All lines holding the string "dots" should be copied from the data below.

------ Task input

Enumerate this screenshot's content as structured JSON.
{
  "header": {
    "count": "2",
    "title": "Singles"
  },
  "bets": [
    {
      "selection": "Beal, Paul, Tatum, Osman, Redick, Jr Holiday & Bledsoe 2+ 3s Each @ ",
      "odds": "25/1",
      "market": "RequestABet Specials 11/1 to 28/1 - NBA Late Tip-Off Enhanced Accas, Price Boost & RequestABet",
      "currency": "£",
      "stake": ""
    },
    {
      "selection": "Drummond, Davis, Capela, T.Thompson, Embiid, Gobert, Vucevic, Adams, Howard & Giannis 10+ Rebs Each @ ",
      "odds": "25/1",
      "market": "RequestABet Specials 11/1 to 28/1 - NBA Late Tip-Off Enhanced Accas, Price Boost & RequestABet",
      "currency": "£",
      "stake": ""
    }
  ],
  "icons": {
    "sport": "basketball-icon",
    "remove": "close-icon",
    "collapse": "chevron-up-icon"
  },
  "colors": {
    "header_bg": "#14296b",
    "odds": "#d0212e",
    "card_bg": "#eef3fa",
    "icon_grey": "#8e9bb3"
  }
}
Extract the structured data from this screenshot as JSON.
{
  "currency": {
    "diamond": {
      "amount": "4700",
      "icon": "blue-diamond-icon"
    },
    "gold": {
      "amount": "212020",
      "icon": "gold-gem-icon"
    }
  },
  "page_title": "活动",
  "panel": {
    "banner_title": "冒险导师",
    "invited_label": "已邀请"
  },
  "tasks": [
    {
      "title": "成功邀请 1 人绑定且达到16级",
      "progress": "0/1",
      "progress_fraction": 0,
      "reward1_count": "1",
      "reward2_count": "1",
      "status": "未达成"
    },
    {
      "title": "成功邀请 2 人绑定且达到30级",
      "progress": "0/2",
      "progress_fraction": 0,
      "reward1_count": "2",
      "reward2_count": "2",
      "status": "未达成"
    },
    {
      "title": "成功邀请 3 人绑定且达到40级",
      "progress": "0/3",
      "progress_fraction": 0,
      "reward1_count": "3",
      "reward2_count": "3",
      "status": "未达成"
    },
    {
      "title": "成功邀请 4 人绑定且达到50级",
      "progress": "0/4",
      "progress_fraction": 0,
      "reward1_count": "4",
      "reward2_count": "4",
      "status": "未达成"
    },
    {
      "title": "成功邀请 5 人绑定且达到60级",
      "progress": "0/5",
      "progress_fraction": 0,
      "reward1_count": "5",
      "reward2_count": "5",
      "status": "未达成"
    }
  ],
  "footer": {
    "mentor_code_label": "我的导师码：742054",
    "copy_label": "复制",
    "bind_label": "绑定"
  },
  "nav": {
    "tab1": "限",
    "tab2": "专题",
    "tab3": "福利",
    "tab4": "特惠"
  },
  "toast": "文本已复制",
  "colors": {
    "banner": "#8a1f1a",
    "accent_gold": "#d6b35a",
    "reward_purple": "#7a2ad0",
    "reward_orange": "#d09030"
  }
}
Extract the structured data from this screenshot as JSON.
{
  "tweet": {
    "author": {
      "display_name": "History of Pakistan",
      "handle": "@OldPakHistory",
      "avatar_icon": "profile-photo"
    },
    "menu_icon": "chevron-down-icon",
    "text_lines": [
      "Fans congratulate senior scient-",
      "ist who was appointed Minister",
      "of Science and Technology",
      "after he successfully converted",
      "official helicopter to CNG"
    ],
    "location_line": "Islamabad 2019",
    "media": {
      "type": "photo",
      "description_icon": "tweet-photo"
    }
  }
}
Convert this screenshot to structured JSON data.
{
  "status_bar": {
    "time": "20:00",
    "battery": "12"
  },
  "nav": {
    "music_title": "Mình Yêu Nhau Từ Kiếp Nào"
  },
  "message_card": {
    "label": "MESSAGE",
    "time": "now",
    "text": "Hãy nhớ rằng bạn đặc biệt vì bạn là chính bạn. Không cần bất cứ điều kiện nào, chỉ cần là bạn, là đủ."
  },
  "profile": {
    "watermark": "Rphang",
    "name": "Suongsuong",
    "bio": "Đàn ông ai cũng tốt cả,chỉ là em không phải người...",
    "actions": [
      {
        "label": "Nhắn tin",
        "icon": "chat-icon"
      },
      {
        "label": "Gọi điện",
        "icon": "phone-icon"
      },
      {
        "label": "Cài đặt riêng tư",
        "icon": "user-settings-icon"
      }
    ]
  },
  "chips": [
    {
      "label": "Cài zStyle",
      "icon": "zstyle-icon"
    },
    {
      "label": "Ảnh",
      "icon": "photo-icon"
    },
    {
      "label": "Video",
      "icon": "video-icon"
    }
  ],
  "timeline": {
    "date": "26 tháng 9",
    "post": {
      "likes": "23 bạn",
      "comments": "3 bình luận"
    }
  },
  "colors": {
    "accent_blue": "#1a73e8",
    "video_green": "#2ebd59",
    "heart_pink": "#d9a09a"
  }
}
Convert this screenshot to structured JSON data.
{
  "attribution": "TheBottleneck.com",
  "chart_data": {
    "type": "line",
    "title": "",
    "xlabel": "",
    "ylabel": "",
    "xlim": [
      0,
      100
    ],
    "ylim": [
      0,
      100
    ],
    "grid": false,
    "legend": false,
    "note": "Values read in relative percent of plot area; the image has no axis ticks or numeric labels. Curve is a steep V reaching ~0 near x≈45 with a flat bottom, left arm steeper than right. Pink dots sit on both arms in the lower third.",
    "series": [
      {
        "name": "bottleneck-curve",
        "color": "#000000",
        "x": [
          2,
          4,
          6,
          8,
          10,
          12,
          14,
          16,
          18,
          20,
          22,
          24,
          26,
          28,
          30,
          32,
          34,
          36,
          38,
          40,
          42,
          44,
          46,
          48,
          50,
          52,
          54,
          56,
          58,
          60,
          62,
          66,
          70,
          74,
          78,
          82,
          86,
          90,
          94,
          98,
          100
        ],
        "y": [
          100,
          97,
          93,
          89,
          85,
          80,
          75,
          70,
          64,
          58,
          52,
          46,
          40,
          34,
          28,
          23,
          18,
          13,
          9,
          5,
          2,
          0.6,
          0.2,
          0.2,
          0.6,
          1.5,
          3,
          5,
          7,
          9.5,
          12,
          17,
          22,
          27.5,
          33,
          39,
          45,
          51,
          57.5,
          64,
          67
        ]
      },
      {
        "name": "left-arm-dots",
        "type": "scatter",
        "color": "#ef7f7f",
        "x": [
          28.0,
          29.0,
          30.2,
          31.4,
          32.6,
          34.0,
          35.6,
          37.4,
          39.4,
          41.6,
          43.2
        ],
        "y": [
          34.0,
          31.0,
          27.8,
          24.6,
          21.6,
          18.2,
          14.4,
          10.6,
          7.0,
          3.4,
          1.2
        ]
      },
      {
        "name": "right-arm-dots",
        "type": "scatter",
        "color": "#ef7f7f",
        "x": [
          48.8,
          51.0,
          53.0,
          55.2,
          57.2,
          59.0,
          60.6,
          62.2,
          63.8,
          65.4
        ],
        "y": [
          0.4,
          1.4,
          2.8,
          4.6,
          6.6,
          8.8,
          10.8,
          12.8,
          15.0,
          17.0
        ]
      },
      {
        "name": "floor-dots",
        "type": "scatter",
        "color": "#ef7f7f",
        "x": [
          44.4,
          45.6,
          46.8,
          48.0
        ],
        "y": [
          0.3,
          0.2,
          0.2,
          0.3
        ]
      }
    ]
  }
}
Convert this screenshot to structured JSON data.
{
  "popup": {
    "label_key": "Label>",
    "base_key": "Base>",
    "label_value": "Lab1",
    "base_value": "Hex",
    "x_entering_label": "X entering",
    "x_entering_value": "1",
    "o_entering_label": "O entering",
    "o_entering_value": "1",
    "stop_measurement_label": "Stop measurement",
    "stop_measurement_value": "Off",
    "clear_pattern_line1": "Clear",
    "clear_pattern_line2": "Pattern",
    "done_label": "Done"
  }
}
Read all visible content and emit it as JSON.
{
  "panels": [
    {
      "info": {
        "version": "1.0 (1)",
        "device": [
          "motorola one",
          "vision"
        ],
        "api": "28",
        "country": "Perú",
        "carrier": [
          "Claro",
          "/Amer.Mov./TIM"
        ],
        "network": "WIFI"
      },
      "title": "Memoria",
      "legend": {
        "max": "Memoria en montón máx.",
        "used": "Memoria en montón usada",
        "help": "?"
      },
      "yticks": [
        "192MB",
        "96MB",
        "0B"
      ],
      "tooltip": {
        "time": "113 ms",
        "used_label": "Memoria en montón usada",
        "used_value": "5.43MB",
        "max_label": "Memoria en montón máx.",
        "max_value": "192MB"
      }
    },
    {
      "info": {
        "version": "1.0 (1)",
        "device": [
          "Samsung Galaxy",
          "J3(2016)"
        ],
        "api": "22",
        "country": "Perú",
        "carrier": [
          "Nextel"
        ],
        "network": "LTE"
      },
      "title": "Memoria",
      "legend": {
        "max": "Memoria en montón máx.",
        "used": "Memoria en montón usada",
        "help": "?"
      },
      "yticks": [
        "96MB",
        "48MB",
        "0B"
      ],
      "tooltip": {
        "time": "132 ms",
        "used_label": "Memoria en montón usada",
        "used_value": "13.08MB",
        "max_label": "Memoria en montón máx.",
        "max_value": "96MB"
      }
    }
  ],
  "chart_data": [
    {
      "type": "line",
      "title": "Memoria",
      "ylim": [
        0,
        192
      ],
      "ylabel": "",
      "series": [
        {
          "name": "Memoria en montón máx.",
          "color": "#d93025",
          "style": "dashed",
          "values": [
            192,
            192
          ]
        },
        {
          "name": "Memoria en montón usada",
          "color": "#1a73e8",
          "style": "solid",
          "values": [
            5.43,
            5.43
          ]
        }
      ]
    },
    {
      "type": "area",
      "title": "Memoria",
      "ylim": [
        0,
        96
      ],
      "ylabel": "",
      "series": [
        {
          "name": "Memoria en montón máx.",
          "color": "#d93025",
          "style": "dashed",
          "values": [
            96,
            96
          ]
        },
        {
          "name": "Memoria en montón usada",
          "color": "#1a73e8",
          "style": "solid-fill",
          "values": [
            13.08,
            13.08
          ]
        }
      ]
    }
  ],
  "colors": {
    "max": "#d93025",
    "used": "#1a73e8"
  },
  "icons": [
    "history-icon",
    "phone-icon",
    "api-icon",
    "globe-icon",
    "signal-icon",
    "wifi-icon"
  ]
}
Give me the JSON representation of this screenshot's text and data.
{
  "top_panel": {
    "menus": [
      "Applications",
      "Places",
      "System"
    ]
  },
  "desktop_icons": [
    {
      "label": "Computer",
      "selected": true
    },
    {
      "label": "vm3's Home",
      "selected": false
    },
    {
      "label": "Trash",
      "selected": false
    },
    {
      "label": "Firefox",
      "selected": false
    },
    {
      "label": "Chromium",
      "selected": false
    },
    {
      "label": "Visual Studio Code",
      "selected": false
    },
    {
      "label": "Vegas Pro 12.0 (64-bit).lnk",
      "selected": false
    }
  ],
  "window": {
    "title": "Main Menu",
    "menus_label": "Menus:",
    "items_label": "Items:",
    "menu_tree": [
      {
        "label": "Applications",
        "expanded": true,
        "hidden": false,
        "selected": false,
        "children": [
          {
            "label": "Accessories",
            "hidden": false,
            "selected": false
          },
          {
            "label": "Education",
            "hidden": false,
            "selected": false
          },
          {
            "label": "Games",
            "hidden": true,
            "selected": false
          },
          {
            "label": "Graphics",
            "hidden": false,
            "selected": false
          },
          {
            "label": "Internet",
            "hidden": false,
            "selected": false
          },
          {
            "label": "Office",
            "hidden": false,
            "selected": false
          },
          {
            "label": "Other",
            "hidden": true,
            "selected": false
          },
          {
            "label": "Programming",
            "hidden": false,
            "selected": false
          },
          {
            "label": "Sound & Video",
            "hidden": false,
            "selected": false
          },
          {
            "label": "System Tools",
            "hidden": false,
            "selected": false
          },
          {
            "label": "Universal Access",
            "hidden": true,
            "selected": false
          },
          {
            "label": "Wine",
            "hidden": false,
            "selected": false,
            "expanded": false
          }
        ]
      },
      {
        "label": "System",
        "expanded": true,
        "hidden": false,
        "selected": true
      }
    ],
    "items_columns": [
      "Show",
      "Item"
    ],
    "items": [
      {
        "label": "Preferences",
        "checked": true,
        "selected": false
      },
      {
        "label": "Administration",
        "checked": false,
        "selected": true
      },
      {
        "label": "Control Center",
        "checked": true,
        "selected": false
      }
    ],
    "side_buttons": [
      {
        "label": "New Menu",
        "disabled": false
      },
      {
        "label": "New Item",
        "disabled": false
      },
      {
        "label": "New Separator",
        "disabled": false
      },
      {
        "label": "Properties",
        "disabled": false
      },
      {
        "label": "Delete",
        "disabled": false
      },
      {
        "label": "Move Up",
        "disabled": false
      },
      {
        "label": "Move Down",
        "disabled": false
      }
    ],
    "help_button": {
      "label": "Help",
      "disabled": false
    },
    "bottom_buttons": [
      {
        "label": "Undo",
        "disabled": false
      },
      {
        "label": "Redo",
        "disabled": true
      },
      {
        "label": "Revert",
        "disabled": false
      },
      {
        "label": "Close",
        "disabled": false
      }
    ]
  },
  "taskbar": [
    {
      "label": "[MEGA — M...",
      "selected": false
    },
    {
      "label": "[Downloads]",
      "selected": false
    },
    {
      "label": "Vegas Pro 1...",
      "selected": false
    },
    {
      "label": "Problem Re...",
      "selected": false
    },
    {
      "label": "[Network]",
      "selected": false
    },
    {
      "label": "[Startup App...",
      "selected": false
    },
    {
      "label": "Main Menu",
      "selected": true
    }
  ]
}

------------

Result of the task.
    "note": "Values read in relative percent of plot area; the image has no axis ticks or numeric labels. Curve is a steep V reaching ~0 near x≈45 with a flat bottom, left arm steeper than right. Pink dots sit on both arms in the lower third.",
        "name": "left-arm-dots",
        "name": "right-arm-dots",
        "name": "floor-dots",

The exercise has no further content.